This Fractured Atlas article also gives white people tips regarding learning and talking about race and racism.
An article in The Stage has highlighted the treatment of drama school students.
This is a top-line introduction to the ideas and themes behind the ongoing protests from Gary Younge.
Here's an open letter written by Royal Opera House technical director Mark Dakin.
Broadway stars will be holding a Black Lives Matter Forum from 10 to 12 June.
Shakespeare's Globe has compiled a list of useful books and more here, with a particular focus on race within the playwright's works.
Museum of Colour is a very useful and well wrought online tool.
Jemma Desai's vital article "The arts are in The Sunken Place – how do we Get Out?" can be read here.
Actress Marisha Wallace compiled a great list of easily accessible media:
Things you can do! pic.twitter.com/GBBcCARfEe
— Marisha Wallace (@marishawallace) June 2, 2020
A novice's list of 30 plays to read or watch
Antoinette Nwandu's Pass Over, which recently had its UK premiere at the Kiln Theatre and was adapted into a film.
A lot of Anna Deavere Smith's work including Notes from the Field and Twilight: Los Angeles, 1992 is directly relevant to the ongoing protests and unnecessary killings.
debbie tucker green's work, including ear for eye (available to read for free), random, generations, hang and more.
Braden Jacobs Jenkins' An Octoroon, recently having its UK premiere.
Award-winning writer Jeremy O Harris has created waves with a number of new works in recent years, including Slave Play and Daddy.
Katori Hall's The Mountaintop, which is being performed online on Wednesday 10 June.
Daniel Ward's The Canary and the Crow explores identity within both private education and, pertinently, UK drama schools.
Inua Ellams' Barber Shop Chronicles, which was recently streamed for free online.
Dael Orlandersmith's Until the Flood, based on the interviews she conducted in St Louis, in spring 2015, six months after the death of an 18 year-old African American black man Michael Brown who was shot down by a white police officer.
Jennifer Kidwell and Scott R Sheppard's devised Underground Railroad Game, which is about the legacy of slavery.
Lynn Nottage is the first (and remains the only) woman to have won the Pulitzer Prize for Drama twice, and her plays are a magnificent proof of what theatre can achieve to inform others. Intimate Apparel, Ruined, By the Way, Meet Vera Stark and Sweat are each worth pouring over.
Morgan Lloyd Malcolm's Emilia explores the supposed "Dark Lady" of Shakespeare's sonnets. Its final speech is shatteringly good.

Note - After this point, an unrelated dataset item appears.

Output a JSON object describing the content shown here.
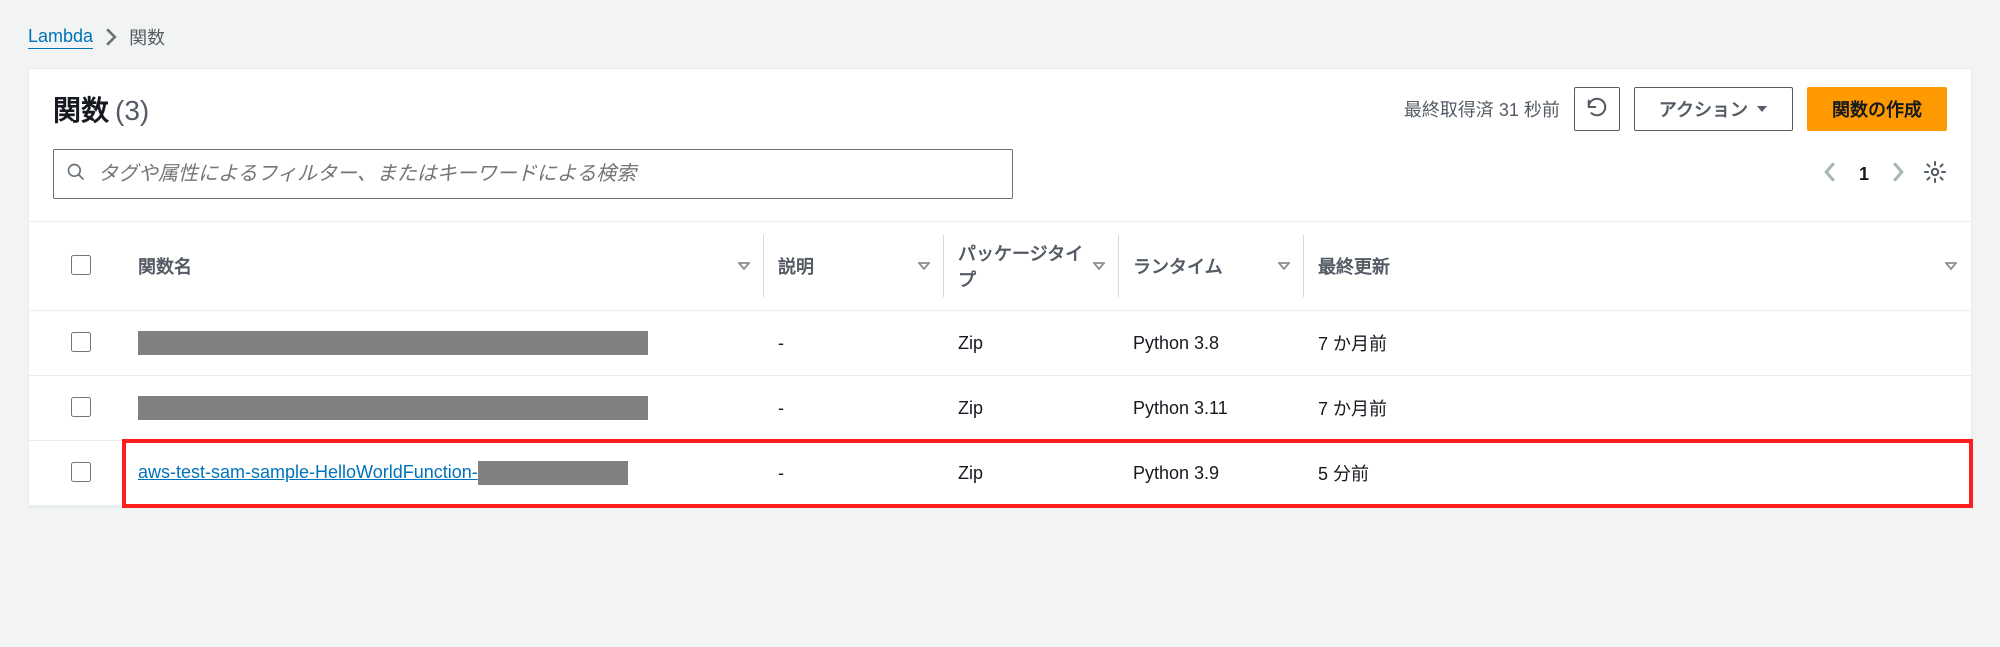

Nouveau Riché's award-winning piece Queens of Sheba is excellent.
Janice Okoh's new play The Gift uses the real-life story of Sarah Bonetta Davies to explore the legacy of imperialism and race.
Jackie Sibblies Drury's Fairview is a Pulitzer Prize-winner of supreme excellence, exposing prejudices within both society and the arts community. She also explores the impact of European genocides in We Are Proud to Present a Presentation About the Herero of Namibia, Formerly Known as Southwest Africa, From the German Südwestafrika, Between the Years 1884–1915.
Lorraine Hansberry's Les Blancs. Now 50 years old, the play's relevance has never wavered.
Ishmael Reed's The Haunting of Lin-Manuel Miranda deconstructs the ideas within Hamilton, offering an alternative perspective on the founding fathers as slave-owners and their attitudes towards Native Americans.
Jeff Stetson's The Meeting imagines a meeting between Martin Luther King, Jr. and Malcolm X during the civil rights movement.
Malcolm X also reappears in Kemp Powers' One Night in Miami, which imagines the conversation during a real meeting between the activist, Jim Brown, Cassius Clay and Sam Cooke.
Michael R Jackson's musical A Strange Loop won the Pulitzer Prize following its run last year. It charts the life of "a gay, black writer" and the cast recording is special.
Selina Thompson's salt. had a number of runs and continues to be very relevant.
Cassiopeia Berkeley-Agyepong and Simone Ibbett-Brown lambast the presence of racism in the arts industries in Shuck 'n' Jive.